The Palisades Field House and surrounding playgrounds were designated as historic landmarks and added to the D.C. Inventory of Historic Sites in 2016. History offered two epic periods of note. The first pertains to the site’s long periods of prehistoric occupation by Native Americans from approximately 8000 BC to 1700 AD. The second dates from the establishment/ development of the Palisades Playground for recreational use beginning in 1922...and subsequent design and construction of a field house and park completed between 1935 and 1936.

In 2014, the D.C. Department of Parks and Recreation requested community input for the modernization of the existing field house and park. Ultimately, the Washington, D.C.-based design-build team of MCN Build and cox graae + spack architects was contracted to modernize and improve the existing field house structure and the adjacent park.

Archeologists had long determined that the areas along the Potomac River (including what now known as the Palisades Playground) were and are recognized as sites of Native American settlement. Located on a bluff overlooking the Potomac River and bounded by two stream ravines, artifacts, including stone axes and hoes, pottery fragments, stone projectile points and knives, beads, ornaments and other types of artifacts, were collected in early investigations -- many currently curated by the Smithsonian Institution Museum of Natural History.
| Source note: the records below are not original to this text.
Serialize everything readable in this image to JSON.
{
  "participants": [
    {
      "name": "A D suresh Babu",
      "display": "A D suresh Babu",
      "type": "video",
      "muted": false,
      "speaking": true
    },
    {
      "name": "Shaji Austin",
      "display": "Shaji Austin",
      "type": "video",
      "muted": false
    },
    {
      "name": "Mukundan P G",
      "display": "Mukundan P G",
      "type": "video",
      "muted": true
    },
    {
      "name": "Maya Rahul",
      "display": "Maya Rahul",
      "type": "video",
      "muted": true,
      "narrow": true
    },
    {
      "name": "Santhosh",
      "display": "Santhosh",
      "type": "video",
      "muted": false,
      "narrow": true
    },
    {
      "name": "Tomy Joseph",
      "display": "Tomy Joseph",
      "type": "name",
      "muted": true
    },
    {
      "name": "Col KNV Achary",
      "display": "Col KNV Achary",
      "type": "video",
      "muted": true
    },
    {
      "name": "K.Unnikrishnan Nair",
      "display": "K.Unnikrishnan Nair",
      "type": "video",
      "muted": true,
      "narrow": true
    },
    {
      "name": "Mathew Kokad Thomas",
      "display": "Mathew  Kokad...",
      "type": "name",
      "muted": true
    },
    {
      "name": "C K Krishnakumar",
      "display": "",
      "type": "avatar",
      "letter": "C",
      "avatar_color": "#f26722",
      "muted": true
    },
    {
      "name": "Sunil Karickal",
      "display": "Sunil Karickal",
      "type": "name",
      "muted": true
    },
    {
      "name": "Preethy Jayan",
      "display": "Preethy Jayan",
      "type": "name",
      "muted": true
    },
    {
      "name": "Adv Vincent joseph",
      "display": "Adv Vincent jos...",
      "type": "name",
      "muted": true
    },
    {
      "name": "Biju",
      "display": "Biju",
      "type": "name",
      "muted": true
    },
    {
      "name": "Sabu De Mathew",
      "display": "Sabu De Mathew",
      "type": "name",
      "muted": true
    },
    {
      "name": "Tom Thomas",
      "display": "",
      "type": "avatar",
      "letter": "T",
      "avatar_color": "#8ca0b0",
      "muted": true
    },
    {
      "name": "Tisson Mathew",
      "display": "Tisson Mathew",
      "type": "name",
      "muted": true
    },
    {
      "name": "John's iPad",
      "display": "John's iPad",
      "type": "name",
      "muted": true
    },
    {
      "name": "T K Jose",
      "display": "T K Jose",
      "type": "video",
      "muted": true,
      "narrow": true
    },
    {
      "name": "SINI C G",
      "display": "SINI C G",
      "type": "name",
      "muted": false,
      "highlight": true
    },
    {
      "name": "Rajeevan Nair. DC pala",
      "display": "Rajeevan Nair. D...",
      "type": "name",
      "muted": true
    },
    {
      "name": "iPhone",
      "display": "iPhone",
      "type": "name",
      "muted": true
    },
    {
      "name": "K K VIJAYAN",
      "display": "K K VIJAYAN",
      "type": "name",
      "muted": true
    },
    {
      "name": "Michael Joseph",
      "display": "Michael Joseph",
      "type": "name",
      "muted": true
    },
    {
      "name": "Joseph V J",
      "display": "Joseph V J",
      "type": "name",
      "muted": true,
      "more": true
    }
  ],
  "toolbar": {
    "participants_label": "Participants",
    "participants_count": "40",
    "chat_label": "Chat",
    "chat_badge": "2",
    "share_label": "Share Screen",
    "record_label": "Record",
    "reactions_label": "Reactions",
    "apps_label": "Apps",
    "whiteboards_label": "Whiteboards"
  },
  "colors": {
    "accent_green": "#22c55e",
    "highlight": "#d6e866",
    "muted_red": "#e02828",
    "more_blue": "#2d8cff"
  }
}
Designed by the National Park Service in the 1930’s, the original field house is a true example of the Colonial Revival style, popular in American architecture at the time. It included an auditorium/gym with game rooms for children, offices, restrooms, a small kitchen and more. In 2016, efforts to bring improvements and new facilities to the Palisades community were initiated. As part of a design build team headed by MCN Build, cox graae + spack architects designed and administered construction for a modernized Palisades Community Recreation Center.

The project scope included a modernization and restoration of the 6,500-square-foot existing Field House and a 7,000-square-foot addition. Specific program spaces were to include a multipurpose room, flexible rooms for classes, meetings and community functions, a gymnasium for indoor basketball with striping for other activities, a fitness room and other spaces tailored to serve both teens and seniors. According to Don Gregory, AIA, principal at cox graae + spack architects, “In many ways, this project transcended time. Our marching orders were to work on an historic site dating back thousands of years, with the centerpiece being a building which was 85 years old. Our client was not just the District of Columbia, but also, many local community organizations and members with whom we connected via a structured community outreach program. We had many masters. Our collective goal was to update the facility, but in doing so, exhibit the past, present and future. After much deliberation, we were able to come up with a program that was accepted by all.”

No major construction needed to be done on the initial older building, as Gregory stated “It had great original bones. However, we did replace deteriorated windows and doors, and restored and replaced lost interior finishes utilizing original design drawings as a guide.”

He went on to explain that there was only one place for the new addition to be built, and that was not at the current building’s front. Rather, it was on the side closest to the river, where those who were inside could see across the Potomac River to Virginia and vice versa. “We envisioned glass walls on all sides facing the river offering exceptional views. Yet we wanted the proposed addition to blend in with the understated features of the original building, and clearly, we did not want the result to be described as a ‘glass box.’ So, we considered various materials that would be complementary with all that glass. One restrictive D.C. preservation mandate, which was much appreciated, was that we were not to ‘mimic the original building’s form and cladding materials. The addition had to exhibit a clear separation between what was original and what was new.” 

To make a longer story shorter, that’s when a natural slate CupaClad® rainscreen system was considered and shortly thereafter, specified. “We evaluated and promoted the use of natural slate for the project for its beauty, timelessness and longevity,” explained Gregory. “CupaClad natural slate was well received and approved for use in our several public presentations to D.C. Historic Preservation Agencies. We also carefully considered how the gray/charcoal-colored horizontally placed slate units were to look and be installed. Our team managed the design and installation of the slate units, not unlike typical masonry corner-to-corner installations, where only full or half-length units were to be installed. In layman’s terms, this translated into corner conditions where no ‘fill-in’ material was needed as the slate units wrap the corner conditions seamlessly. There was no doubt in our minds that by following this dimensionally rigorous, but sensible approach, CupaClad rainscreen would work out.” 

CupaClad is a natural slate rainscreen cladding system providing a range of cladding solutions, from traditional to contemporary, offering architects and specifiers a wide choice, suited for any individual design. Highest quality, durable CupaClad slates are installed using a new and efficient installation system, painstakingly crafted by Cupa Pizarras, the world’s leading source of top-quality slate surfacing materials for construction. 

It should be mentioned that CupaClad systems are quick and easy to install by any facade contractor. Once installed, the slate is safely set-in place. Because with natural slate there is no color fading, it stands up to any climatic change, and no maintenance therefore is ever needed. 

“We really enjoyed working with the CupaClad product and the CupaClad people,” said Gregory. “We have another project utilizing CupaClad on the boards and plan on specifying it for future projects.”